Most of the teachers were there for the right reasons. But there were a couple, and one in particular, who espoused their religious beliefs in a way that should not have been allowed. The teaching profession is the last one in which a teacher can get away with proselytizing and bullying their beliefs around, and the students have little recourse but to accept it. I mean, consider where you work right now. If someone were going around at your work trying to get you to accept his political or religious belief, would that be tolerated, for even 5 minutes? I rest my case.
One teacher was very religious indeed, a Bible-thumping Baptist, and those people scare me the most because some of the most intolerant people I know are Baptists. (Yeah. Boo me.) He would show us a film in history class that had been shown at his church the night before, but he would claim that he had not seen it and therefore could not vouch for its contents. This was a way for him to cover his ass in case anybody objected to the overweening religious content in these films that he foisted on us. I soon grew to dislike this man. I had to acknowledge his authority over me, but I didn't like him.
Our biology teacher was quite a character. I remember a note he had above the door heading into his office. It went along the lines of, "If you don't want to be controversial, do nothing, say nothing, BE nothing." I'd add that those comments don't apply to students or people in subservient positions of any kind. We're all supposed to shut up or say that everything is just great.

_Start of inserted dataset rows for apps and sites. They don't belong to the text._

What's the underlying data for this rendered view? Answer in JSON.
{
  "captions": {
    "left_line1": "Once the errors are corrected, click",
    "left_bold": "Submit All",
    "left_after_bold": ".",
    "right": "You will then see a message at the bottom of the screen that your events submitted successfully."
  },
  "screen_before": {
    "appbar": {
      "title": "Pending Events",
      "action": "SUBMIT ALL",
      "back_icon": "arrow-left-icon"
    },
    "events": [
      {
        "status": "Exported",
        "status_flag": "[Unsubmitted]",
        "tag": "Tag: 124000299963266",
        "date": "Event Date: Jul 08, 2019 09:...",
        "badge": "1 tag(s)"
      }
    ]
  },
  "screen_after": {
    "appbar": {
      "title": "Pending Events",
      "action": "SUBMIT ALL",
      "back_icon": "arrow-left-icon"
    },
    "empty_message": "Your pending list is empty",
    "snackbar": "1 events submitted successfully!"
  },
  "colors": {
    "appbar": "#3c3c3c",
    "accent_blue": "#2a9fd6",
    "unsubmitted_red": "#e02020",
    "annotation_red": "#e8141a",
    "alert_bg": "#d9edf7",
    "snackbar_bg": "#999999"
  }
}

Another thing about the Biology teacher, Mr. McGrath? I will never forget the time we were dissecting pigs in his class, while he was walking around the classroom eating a ham and cheese sandwich. I asked him if it bothered him to be doing that while we were doing what we were doing. He gave me a look and simply said, "No."
I got Math and German from Mr. Sinnott, who had been with the school since it opened in 1958, and would remain with the school unti his retirement in 1993 (he died at a far too young age 3 years later.) Physics was courtesy of a teacher who would, a few years hence, be in jail for child abuse and have to seek other employment outside the profession. Geography, my least fave subject in the world, was taught by a man who attended my church. English was taught by a man who had fought in World War II and had come to teaching late in life. He would tell us kids off colour jokes that would not fly today, but which I greatly appreciated at the time.
I had met a guy that Fall who was probably the smartest person I had ever met in my life, before or since. Without breathing hard, he achieved a 95% average. That enabled him to participate in sports as well. He was friends with another guy named Mike, whom I knew from church. Mike was from a well-to-do family. One day, they invited me to go to the Bill Lynch shows one Friday night. Mike showed me a whole roll of free tickets to rides, enough rides to make us all sick 10 times over. I didn't go because... well, I am not sure. I was so used to being on my own that being with others didn't make me feel very comfortable, I guess.
Over all, I was happy at my new school. The workload was heavy, and my marks still sucked, but I was happier.
Christmas came. I don't remember what I got that year. Probably some records and a few books and foundation garments. Sorry. If women get underwear, it's "foundation garments". If men get underwear, it's just "underwear", even if they're clean.
1979 was over. 1980 was waving its arms around like one of those things that get blown around by a fan at a car dealership. It would be a year of change, and hope, and attempts at academic improvement. And, oh, yeah: The Beachcombers was really hitting its stride. Let's read about all that.. in a couple of days. Taking the weekend off from this series. I need a break, but there will be other content over the weekend.
Post a Comment